Dragon is often a pretty brutal book; do you think the idea that there's real danger on every page of this book helps to sell the fact that there are basically only ten story pages to work with?
Yeah, but at the same time, you can't do too much. You've got ten pictures to deal with. If I'd had a major character dying or something like that, they wouldn't have enough space for that to really resonate and to be able to follow up.
That last line in #199 is a very soft wrap to such a large-scale issue. Did you do that tonally on purpose?
It was definitely purposeful. I wanted it to seem like, oh, there's not going to be more. So many characters are standing here right now, can we just get out of here so we don't have to deal with them anymore? I kind of wanted it to end on a close.
Narratively, it was a huge issue and obviously it's one people will talk about for years, but did you want to kind of say, this is his day?
That's true. Just because of the nature of this issue, becuase it's all double-page spreads, I will have to add two pages to the trade. So there will be a one-page scene that takes place after this scene and a one-page scene that takes place before.
I'll do those shortly. I'm not sure if they're going to run in #200, but basically there will be another page where Daredevil and Angel kind of go, "Malcolm!" and it's like, oh, they didn't escape.
So #200 will leave off right from this scene?
Yeah, because I want the scene of them basically moving in together and if we jump forward two months and it's like, "Oh, we've been living here two months..." I don't want to do that.
Obviously with #150, you had a giant-sized issue and a lot of that stuff it seeded didn't pay off for years. Will we see that with #200, or is that issue a bit more self-contained?
It's a little bit more about what's going on...it's sort of like, we've been very focused on what's going on with Malcolm, but here's what's been going on in the rest of that world, you know? So here's Angel and Daredevil and the SOS having a story, there was a story of Malcolm joining up with the football team and playing on the high school football team for a little bit. There's a story of depowered Dragon versus Mister Glum. There's a story of Dragon back when he had powers and Malcolm when he's a younger kid going back in time and fighting Nazis in World War II.
So you actually got to use the Kirby cover!

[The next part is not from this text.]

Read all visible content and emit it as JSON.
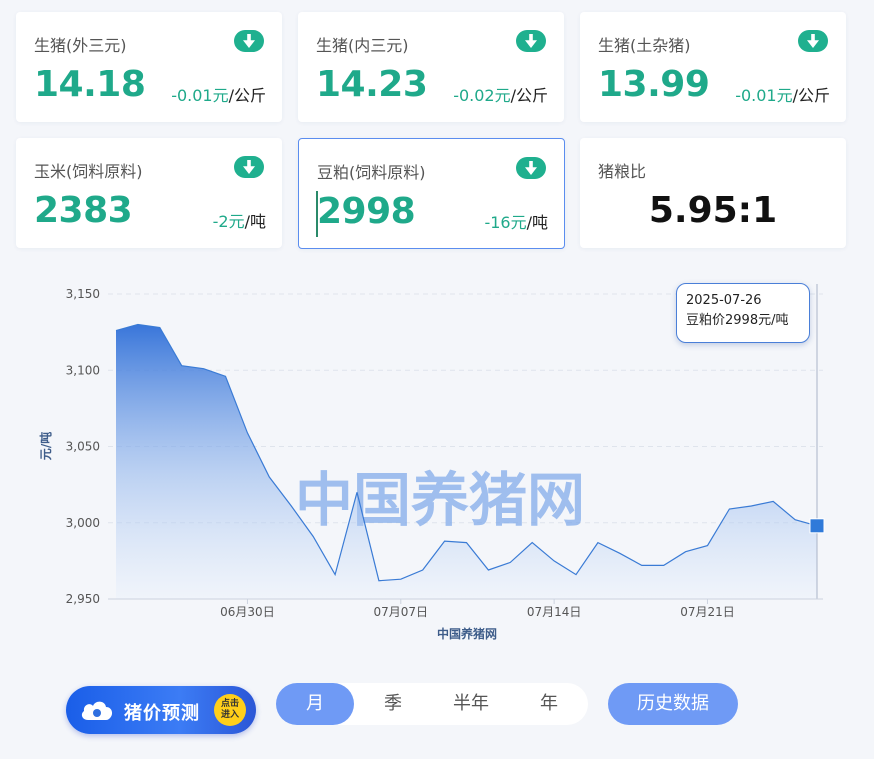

Yeah, yeah. So Herb Trimpe is drawing that story about them fighting Nazis. I got to ink his story and he got to ink mine, which is Dragon versus Mister Glum de-powered. This story takes place a while back, this story takes place now. Then a bunch of just little, other stuff. I don't remember actually everything that's going on in there. There's going to be more Vanguard, and other stuff, and more of the funnies in there. Much excitement ahead. I'm looking forward to it.0comments